By Dr. Bradley Switzer
Chief of Hematology/Oncology
March is Colorectal Cancer Awareness Month, an ideal time to learn more about colorectal cancer. Excluding skin cancers, colorectal cancer is the third most common cancer diagnosed in both men and women in the U.S. and the third leading cause of death for men and women in our country according to the American Cancer Society.
When it comes to your colon health, age plays an important factor. According to the National Cancer Institute, more than 90% of people with colon cancer are diagnosed after age 50, and the average age at diagnosis is 72. However, there is a rising incidence of colon cancer in younger people. Detecting colorectal cancer early is very important. When colorectal cancer is found at Stage 1, before it has spread, the five-year relative survival rate is about 90% according to the American Cancer Society. However, when the cancer progresses and spreads outside the colon or rectum, survival rates are lower.
This year, awareness of the importance of colorectal cancer screening is more important than ever. That’s because at the start of the Covid-19 pandemic, many cancer screenings were cancelled or delayed. If you did not have your colon cancer screening, it’s important to get back on track and have this essential preventive health measure. Healthcare organizations like Reliant Medical Group have taken important steps to keep our offices safe and make sure that your screening procedure is done as safely as possible. There is no reason to put off your colorectal cancer screening because of Covid-19.
Everyone should be aware of the warning signs of colorectal cancer including:
- Bleeding from the rectum
- Blood in the stool or in the toilet after having a bowel movement
- Dark or black stools
- A change in bowel habits or the shape of the stool (i.e., more narrow than usual)
- Cramping or discomfort in the lower abdomen
- An urge to have a bowel movement when the bowel is empty
- Constipation or diarrhea that lasts for more than a few days
- Decreased appetite
- Unintentional weight loss
One of the reasons why colorectal cancer screening is so important is that early colorectal cancer is often associated with no symptoms. As a colon cancer tumor grows, it may bleed and/or obstruct the intestine causing a variety of symptoms. In some cases, blood loss from the cancer leads to anemia (a low number of red blood cells) causing symptoms such as weakness, excessive fatigue, and shortness of breath.
A colonoscopy is considered the “gold standard” for detecting colon cancer. During a colonoscopy exam, a tiny camera on a flexible tube transmits images inside of the colon to discover any growths or abnormalities such as polyps and cancers. At Reliant, our patients have their colonoscopies at our state of the art Endoscopy Center.
It’s important to follow your health care provider’s recommendations carefully on colon cancer screening. Everything from your age to your family history and prior health issues play a role in how often you need to be screened. The important thing is to make sure you have a proper colorectal cancer screening – it could save your life!

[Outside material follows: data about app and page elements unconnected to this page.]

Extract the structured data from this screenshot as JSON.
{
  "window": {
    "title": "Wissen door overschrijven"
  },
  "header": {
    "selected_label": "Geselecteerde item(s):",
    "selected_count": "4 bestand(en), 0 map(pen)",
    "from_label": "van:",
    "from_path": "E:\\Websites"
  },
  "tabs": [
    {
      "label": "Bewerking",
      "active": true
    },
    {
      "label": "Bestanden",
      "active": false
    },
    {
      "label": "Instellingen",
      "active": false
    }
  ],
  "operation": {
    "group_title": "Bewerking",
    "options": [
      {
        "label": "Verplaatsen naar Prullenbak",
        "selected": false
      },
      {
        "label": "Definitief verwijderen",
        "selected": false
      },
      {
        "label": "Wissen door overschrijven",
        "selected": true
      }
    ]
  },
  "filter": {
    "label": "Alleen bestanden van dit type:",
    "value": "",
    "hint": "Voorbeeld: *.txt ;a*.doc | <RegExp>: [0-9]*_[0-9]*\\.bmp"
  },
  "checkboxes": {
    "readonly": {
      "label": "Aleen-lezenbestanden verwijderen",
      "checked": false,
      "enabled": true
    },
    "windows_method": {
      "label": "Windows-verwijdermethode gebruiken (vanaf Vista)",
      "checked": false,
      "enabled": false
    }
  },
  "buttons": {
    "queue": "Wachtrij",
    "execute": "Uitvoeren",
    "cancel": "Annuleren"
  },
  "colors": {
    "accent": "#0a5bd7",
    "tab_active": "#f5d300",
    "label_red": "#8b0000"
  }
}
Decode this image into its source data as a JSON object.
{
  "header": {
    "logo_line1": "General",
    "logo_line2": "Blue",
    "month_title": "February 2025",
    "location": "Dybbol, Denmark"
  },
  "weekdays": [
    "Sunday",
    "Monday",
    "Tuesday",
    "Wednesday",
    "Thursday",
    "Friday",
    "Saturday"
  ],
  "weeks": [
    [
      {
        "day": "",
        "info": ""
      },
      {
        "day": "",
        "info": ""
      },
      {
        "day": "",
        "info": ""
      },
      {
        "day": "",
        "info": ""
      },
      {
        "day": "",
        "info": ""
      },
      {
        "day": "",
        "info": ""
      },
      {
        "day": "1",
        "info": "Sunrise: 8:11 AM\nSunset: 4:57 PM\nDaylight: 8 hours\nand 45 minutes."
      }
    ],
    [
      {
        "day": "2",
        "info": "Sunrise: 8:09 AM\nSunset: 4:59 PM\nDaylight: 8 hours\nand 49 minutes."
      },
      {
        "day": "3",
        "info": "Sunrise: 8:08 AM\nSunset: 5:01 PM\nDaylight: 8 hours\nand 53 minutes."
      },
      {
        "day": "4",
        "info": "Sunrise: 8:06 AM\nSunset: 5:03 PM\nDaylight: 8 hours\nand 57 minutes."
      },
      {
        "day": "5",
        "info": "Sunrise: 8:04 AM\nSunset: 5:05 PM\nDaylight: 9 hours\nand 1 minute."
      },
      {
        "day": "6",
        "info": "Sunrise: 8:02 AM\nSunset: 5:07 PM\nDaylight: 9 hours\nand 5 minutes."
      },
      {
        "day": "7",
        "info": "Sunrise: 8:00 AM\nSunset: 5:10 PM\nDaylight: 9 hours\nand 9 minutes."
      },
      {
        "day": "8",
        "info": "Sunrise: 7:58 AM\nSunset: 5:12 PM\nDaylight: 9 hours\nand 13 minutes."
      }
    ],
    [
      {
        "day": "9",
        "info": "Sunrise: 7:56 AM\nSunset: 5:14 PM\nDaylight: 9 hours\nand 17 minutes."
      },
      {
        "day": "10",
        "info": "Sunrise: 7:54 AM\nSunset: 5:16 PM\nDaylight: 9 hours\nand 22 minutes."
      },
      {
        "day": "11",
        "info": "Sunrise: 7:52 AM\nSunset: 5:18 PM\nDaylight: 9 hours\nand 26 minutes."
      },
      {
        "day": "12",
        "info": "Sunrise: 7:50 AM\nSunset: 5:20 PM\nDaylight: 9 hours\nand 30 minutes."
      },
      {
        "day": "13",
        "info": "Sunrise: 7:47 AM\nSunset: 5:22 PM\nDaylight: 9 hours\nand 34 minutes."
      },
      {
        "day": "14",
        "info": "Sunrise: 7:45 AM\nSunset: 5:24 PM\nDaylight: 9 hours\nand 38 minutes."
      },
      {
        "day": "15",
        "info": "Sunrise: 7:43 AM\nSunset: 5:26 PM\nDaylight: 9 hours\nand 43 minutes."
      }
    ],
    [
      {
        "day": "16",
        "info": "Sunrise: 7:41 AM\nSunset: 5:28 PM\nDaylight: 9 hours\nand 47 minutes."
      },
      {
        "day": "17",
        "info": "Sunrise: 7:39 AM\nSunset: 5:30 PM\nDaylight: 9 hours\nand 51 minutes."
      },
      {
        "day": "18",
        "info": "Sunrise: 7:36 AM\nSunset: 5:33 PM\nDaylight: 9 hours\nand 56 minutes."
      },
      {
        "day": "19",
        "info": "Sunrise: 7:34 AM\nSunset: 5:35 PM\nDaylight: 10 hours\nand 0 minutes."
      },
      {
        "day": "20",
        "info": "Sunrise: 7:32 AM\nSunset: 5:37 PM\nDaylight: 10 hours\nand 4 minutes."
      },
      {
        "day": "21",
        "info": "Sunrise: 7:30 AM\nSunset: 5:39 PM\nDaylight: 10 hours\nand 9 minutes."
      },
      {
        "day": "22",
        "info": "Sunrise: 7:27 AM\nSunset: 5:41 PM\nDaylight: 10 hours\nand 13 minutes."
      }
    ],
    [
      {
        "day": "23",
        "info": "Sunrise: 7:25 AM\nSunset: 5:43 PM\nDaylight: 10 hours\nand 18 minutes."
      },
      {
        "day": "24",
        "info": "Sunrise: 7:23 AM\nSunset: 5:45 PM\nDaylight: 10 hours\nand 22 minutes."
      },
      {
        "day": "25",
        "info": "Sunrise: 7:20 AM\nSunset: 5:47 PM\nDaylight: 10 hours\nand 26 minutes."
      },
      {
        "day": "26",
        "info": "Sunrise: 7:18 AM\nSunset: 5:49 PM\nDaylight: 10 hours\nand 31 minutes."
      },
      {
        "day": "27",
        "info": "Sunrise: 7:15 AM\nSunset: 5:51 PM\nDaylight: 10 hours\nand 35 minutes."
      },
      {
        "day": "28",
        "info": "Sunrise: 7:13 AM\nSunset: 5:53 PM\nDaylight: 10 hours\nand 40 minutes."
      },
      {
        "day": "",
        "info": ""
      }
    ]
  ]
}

About Bradley Switzer, MD- Chief of Hematology/Oncology
Even though his father passed away at a young age from cancer, Dr. Bradley Switzer says his interest in medicine mostly came when he was an undergraduate student at USC. “One of my teachers, a physiologist, had a big interest in cancer and I wound up being fascinated by the science of it,” he explains. “After I graduated, I did some research work but ultimately decided that I needed to go to medical school. I did enjoy doing research...View profile View posts by this doctor